How can we measure this? The Implicit Association Test – IAT² is one of the techniques currently available to identify feelings or thoughts that cannot be controlled consciously. In this computer-based test, participants are asked to pair categories of words or images. For example, pairing male or female names with words related to career or family.
Example of IAT:
“Implicit associations such as Men=career, science or leadership disadvantage women in their career”
Most participants more readily pair female names with family related words rather than with words referring to career. The IAT test measures how fast you succeed in pairing the words, and when you have to pair female names to career, the brain is just slower because it is less usual and thus less automatic. Even for me, a true feminist! I did the test and I have a “moderate preference” for women/family and men/career. Same result when I was asked to pair male or female names with liberal arts or science.
Why is this important?
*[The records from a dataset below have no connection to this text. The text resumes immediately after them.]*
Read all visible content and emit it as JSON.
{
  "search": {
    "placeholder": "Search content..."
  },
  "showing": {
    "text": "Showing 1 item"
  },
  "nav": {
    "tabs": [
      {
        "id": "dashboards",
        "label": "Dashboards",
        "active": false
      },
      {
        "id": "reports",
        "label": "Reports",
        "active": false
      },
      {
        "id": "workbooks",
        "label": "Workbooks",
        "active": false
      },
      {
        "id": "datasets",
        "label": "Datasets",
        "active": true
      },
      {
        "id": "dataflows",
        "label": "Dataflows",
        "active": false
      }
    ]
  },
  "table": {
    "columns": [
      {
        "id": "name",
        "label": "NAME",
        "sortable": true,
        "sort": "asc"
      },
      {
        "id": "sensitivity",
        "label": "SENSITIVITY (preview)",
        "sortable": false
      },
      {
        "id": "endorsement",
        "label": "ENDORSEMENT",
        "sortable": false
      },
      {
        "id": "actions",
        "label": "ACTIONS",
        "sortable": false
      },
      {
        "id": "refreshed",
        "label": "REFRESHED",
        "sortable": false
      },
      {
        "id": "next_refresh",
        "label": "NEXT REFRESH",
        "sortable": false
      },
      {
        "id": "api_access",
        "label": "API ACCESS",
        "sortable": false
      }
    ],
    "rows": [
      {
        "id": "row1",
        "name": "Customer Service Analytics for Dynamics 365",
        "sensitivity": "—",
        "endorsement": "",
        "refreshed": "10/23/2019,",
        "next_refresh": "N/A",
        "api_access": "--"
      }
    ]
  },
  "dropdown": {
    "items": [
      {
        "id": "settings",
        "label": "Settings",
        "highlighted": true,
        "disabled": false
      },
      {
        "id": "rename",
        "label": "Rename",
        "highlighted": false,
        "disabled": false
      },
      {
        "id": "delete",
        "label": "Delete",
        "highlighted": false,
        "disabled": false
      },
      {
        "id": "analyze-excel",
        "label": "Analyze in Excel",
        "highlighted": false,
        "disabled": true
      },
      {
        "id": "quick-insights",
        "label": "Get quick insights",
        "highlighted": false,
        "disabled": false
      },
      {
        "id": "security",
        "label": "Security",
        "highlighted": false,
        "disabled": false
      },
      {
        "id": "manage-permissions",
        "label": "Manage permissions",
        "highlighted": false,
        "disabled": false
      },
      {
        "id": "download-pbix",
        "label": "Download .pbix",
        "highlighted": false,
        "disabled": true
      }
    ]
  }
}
Unconscious associations such as Men=career, science or leadership disadvantage women in their career: She just had a baby, so no need to offer her this great senior position, she will prefer dedicating her time to her family. And those associations harm men too: What? You really have to leave now to pick up your kids? What about your wife?
This process starts very early in childhood when we give girls pretty dolls to be styled and dressed up, and boys super heroes who will save the world.
Even in adulthood, our implicit associations are far more reactionary than our conscious opinions because they reflect our society’s inequalities and stereotyped representations which have been registered by our brains for years. Feminist on the outside… Macho on the inside… Hopeless, right?
So what do we do now? We roll up our sleeves and we change the world? Yes, exactly! And we start with the things we can influence.
No, we won’t change our society with a wave of magic wand, but if we try to understand what is going on in children’s brain, if we advocate against gendered marketing that puts children into stereotyped boxes and prevent them for fulfilling their dreams, if we support those who are offering alternative choices, we will change, at least a little, those implicit associations that will follow them and influence them throughout their lives.
Barbie-girly and super-hero-super-macho not only inhabit toy stores, they are first in our brain. Knowledge of this is the first step to help our children to free themselves from them.
(1) FINE Cordelia (2010). Delusions of Gender, How our Minds, Society and Neurosexism create difference. W. Norton p.4
(2) Greenwald, McGhee et Schwartz, 1998
For those who want to test themselves and try a IAT, I can recommend the very serious Project Implicit. You will find there tests related to gender but also measuring associations related to age or religion. https://implicit.harvard.edu/implicit/
If you want to learn more about the consequences of implicit associations, you can read this article which report how they influence our ability to vote for women: http://gender.stanford.edu/news/2011/what-me-sexist